Via Engadget, today’s Steve Jobs Show reveals some new thinner, sleeker iMacs.
Also, a .Mac feature called .Mac Web Gallery that marries “.Mac and iPhoto” — iPhoto “08” has some enhancements also. Jobs says, according to Engadget, that “users will get a rich Web 2.0 experience.” (ugh). As I am a long-time .Mac subscriber who has always wondered why. This sounds — conceptually, at least, like an attempt to add Flickr-like features to it. There’s much more mojo to Flickr than mere display of photos, so I’d hesitate to suggest there is the least bit of threat to that service. Even if I use .Mac Photo Gallery, I can’t see it replacing what I do on Flickr.
Later: As it requires an iPhoto ’08 upgrade to use, I’ll be delaying my experimentation. However, the video on Apple.com provides a preview of an impressive way to post and share photos and videos. Doubt they’ll have the ‘community’ aspects of Flickr, but the user interface and animated commands are very iPhone/iPod-like. Like on iTunes album-flipping feature, you can sweep through dozens of photos. Also, you can post to .Mac and then view on an iPhone — a significant feature. For the “first month of iPhone,” “streaming” video via iPhone has been limited to a sub-set of YouTube — and there was no way to upload to YouTube and be guaranteed that your video would show up — unless, say, you threw an iPhone in a blender. This indicates that “streaming” will be coming to the iPhone in a myriad of ways.

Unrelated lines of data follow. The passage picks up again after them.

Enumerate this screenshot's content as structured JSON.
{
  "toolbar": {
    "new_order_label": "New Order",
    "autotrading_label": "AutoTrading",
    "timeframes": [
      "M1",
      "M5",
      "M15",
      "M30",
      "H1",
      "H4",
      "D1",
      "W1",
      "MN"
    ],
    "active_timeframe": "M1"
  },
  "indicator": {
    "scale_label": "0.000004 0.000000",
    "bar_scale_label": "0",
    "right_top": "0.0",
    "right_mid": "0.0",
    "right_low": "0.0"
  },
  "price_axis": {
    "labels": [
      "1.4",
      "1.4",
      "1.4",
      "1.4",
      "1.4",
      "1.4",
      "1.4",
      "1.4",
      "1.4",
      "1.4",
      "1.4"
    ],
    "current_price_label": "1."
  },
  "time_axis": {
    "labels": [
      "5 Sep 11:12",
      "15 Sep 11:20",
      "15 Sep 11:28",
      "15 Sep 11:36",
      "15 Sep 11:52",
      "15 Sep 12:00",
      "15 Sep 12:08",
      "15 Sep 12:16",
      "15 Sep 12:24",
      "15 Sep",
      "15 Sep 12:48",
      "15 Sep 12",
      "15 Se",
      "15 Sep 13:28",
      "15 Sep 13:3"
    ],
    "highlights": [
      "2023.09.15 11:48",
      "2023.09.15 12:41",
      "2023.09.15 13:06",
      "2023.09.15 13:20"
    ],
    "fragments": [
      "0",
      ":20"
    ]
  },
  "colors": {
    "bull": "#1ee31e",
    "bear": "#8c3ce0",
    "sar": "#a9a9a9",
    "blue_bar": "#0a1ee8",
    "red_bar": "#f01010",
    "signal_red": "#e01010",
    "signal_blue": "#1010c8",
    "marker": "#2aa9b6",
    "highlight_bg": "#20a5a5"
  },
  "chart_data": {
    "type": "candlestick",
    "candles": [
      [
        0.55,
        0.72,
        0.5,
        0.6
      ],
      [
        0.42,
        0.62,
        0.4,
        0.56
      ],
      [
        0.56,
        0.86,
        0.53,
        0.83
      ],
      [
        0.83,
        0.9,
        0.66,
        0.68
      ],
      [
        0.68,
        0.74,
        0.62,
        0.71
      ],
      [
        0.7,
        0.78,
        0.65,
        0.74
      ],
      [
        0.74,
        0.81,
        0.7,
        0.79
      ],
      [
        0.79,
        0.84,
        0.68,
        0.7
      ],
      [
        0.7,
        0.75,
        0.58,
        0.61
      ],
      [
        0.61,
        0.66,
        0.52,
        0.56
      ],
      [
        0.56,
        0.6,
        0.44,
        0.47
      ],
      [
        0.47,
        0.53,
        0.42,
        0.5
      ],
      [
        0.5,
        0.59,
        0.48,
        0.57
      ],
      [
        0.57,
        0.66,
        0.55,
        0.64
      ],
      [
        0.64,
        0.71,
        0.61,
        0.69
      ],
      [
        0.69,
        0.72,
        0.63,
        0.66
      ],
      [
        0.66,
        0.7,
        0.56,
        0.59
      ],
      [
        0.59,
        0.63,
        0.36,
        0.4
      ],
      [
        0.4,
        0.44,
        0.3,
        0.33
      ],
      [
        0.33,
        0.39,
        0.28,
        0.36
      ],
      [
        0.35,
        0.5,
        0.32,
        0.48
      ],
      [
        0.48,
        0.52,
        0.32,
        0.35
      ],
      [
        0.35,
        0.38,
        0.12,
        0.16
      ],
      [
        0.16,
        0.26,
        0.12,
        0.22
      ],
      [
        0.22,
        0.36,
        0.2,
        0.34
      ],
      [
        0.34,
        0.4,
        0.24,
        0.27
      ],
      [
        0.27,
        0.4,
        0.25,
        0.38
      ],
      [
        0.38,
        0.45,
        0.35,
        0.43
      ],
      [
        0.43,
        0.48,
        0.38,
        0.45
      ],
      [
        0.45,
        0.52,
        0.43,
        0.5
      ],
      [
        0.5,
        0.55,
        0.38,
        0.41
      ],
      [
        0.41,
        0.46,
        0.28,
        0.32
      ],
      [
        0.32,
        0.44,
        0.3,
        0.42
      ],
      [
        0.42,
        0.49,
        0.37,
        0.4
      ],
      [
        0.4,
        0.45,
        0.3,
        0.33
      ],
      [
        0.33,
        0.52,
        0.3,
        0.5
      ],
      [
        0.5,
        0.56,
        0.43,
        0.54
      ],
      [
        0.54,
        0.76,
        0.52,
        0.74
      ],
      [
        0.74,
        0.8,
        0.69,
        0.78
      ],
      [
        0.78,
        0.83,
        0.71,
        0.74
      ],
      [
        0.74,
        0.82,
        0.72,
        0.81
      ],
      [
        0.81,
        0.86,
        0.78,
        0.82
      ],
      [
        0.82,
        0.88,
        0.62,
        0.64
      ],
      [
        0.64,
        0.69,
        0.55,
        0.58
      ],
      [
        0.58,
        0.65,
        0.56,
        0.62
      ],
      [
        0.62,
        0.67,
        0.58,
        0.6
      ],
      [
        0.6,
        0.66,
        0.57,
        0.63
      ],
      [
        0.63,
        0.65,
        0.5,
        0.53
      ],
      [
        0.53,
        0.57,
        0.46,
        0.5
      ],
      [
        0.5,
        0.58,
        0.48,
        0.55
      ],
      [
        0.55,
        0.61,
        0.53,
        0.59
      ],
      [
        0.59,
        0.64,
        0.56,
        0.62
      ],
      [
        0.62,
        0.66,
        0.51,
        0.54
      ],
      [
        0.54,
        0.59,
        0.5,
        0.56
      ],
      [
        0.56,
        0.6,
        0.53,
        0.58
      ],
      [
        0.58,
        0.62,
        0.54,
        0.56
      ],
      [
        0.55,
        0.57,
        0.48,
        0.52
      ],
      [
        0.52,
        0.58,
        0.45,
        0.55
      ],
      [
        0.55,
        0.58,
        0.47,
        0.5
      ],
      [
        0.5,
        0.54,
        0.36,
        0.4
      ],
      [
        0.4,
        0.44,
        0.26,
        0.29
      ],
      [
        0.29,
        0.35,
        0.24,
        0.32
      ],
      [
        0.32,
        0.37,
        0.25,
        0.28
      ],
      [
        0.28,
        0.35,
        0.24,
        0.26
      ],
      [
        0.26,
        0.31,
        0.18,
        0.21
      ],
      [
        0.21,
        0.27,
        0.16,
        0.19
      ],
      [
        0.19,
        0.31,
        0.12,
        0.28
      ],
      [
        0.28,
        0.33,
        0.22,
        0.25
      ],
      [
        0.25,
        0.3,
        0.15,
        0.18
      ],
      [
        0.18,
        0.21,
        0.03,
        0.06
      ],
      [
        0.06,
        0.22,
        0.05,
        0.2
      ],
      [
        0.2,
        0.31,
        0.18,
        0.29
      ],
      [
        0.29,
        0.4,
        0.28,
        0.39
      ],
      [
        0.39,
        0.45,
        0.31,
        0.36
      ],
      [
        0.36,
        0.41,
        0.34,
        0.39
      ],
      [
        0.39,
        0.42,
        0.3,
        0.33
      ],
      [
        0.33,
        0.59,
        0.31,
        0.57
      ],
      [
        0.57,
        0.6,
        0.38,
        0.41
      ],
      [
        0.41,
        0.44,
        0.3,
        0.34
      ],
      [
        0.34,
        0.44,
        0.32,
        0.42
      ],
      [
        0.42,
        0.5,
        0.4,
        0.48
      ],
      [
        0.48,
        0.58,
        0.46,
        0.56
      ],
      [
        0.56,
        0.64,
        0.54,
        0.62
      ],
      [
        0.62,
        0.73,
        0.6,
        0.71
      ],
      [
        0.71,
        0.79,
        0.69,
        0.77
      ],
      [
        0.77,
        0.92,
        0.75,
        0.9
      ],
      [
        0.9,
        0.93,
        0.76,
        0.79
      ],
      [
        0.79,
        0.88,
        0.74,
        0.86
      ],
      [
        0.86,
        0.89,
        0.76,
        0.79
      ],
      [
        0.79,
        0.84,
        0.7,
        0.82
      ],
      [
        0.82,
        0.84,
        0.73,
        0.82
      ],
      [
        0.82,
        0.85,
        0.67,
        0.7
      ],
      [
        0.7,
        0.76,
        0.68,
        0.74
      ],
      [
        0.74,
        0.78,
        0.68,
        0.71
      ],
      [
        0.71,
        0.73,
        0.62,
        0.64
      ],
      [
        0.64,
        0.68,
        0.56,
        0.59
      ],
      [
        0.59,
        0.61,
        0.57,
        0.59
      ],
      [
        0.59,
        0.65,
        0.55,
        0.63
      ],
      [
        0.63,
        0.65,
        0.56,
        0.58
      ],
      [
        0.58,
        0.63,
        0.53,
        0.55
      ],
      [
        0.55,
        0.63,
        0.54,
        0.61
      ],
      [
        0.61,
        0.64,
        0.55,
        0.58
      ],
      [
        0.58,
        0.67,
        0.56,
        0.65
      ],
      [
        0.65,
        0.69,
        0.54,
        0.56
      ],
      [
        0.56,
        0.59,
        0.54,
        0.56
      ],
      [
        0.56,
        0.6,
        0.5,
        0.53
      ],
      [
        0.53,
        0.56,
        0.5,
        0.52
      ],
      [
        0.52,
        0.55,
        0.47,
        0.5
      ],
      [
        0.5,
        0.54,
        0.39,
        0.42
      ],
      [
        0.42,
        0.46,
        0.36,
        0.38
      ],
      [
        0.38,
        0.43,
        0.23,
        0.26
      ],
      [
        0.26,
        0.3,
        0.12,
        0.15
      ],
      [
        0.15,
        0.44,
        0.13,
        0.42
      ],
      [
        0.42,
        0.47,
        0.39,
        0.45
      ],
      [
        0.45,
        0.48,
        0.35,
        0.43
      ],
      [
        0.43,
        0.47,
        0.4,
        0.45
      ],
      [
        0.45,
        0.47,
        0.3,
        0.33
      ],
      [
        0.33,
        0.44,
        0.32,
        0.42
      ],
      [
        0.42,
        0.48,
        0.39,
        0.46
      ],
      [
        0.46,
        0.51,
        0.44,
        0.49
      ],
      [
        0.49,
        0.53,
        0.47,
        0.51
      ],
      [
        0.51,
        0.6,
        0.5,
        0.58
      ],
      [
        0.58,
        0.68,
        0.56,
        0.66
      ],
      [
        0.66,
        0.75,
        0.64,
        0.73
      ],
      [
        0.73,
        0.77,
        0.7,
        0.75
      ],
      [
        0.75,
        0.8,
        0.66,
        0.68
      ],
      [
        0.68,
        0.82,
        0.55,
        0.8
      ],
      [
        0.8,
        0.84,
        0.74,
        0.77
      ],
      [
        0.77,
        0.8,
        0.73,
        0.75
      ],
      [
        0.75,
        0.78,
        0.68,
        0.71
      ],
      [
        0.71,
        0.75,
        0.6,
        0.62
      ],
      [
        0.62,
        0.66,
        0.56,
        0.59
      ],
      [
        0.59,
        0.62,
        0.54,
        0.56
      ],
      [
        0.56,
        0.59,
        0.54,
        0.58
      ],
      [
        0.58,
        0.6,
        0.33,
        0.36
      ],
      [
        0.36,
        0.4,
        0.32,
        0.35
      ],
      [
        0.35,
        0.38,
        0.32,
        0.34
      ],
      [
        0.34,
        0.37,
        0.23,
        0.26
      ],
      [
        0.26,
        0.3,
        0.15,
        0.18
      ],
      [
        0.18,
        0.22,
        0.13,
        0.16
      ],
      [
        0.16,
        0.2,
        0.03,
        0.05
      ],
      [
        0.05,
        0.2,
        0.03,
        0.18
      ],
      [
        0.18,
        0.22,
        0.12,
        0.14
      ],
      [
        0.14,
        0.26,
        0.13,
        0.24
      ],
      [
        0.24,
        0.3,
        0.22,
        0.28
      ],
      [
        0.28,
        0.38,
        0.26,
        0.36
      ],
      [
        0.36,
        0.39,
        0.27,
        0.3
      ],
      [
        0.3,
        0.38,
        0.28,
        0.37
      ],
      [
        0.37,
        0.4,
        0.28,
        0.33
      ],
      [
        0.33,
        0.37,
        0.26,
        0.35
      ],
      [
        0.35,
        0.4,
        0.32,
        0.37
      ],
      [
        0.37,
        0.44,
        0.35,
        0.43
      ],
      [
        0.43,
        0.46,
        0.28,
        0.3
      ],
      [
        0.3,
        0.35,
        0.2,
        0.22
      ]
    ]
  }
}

Later II: I was just thinking back that a base-model Mac in 1984 (my first Mac) cost $2,495 (the equivalent of $5,000 in 2007 dollars*) for a computer with processing speed of 8MHz and 128 K of memory (I bought lots of floppy disks).
The base model of the iMac announced today costs $1,200 and has 2.0 GHz of processing speed and 250 GB of memory (hard disk storage).
More staggering (to me, at least) is the ability to purchase a tricked-out iMac for about $3,500 that has 2.4 GHz of processing speed and 1 TB of memory (storage). In 1984, such a machine would have cost, what, millions? I’m out of my league here, but for any hardware geek out there, how does today’s desktop iMac compare with a “supercomputer” of 1984 — say, a Cray X-MP, in terms of memory/processing?
There are textbooks of economic principles and laws packed into the evolution of the desktop Macintosh as it is one of the few consumer computer hardware product lines that has been in the marketplace for 23 years using the same (Mac) brand. Lots of classroom fodder related to principles related price / performance / demand / scale / efficiency / competition / productivity / innovation.
*In 1984, a Mac retailed for $2,495. According to this ‘cost-of-living’ calculator on the American Institute for Economic Research website, the rate of inflation reflected int he US. Bureau of Labor Statistics Consumer Price Index estimates that $2,495 in 1984 is equivalent to $4,939.57 today.